India has around 22,000 registered garment exporters. But the number of active exporters is put at 9,225 as on December 31, 2002. There are 49 firms with turnover in excess of Rs 50 crore with the largest exporting entity doing business of over Rs 350 crore.
Speaking on the sidelines of India International Garment Fair-Autumn/Winter 2003-04, Apparel Export Promotion Council director Vijay Mathur notes: Indian garment exporters invested Rs 600 crore in 2002, up from Rs 451 crore in 2001. This is aimed at creating fresh capacities and enhancing quality standards. We expect the investments to remain at a higher level this year also as more and more exporters comply with quality norms of global buyers.
Adds Mr Mathur: Currently, many Indian exporters whether small, medium or large are not able to take more orders because of capacity constraints. Most have also realised that the lifting of quota regime in the US beginning January 2005 will throw open opportunities to numerous exporters the world over and that Indian exporters with their superior cotton garments and embroidery will remain globally competitive.
Indian exports command a premium in the western markets. As compared to the average price of $5.2 per piece from global imports, Indian imports cost $6.08 per piece in the US. Currently, US garment-quota regime puts a cap on the number of exporters and export volumes.
Chinaspecialising in synthetic yarn-based garmentsaccounts for the bulk of global garment exports of $195 billion a year with exports of $35 billion. Indias exports in 2003 is put at $5.5 billion ($5 billion in 2002) compared to $5.8 billion for Bangladesh, $3 billion for Pakistan and $1.8 billion for Sri Lanka. Of the overall exports, the EU accounts for $86 billion and the US $59 billion.
Interestingly, Indian exporters are seen as ladieswear specialists: around 75 per cent of Indian exports comprise womenswear (including unisex t-shirt) and India is the No 1 exporter of womenswear to the US.
Mr Mathur notes that the garment exporters are realising the need for broadening the export basket.
Man-made fibre in India is expensive and lacks variety needed for competitive exports.

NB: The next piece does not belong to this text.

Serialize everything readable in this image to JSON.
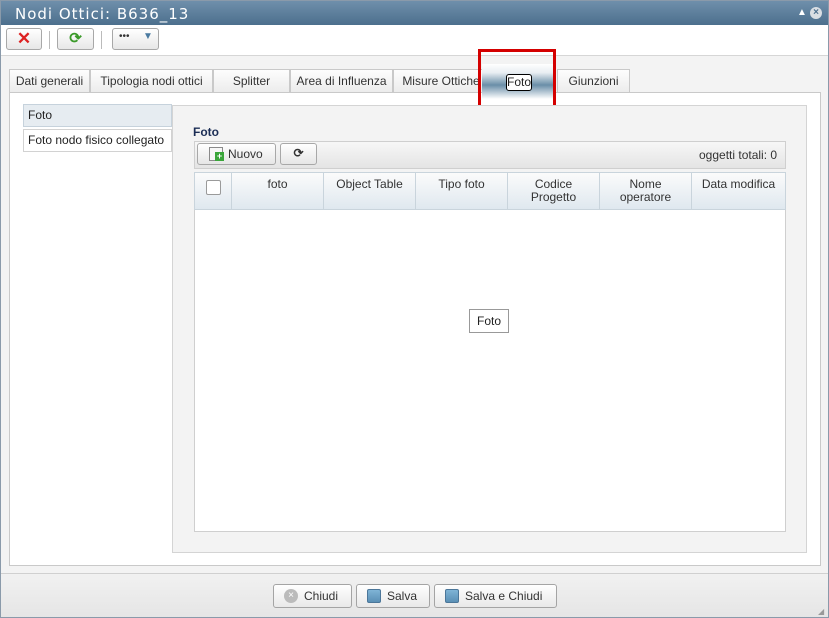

Whenever we try sourcing from China and Taiwan, our delivery time rises by 30 days over our usual 70 days. Weve asked the government to have a flat 10 per cent duty against a steep 59 per cent now, he adds.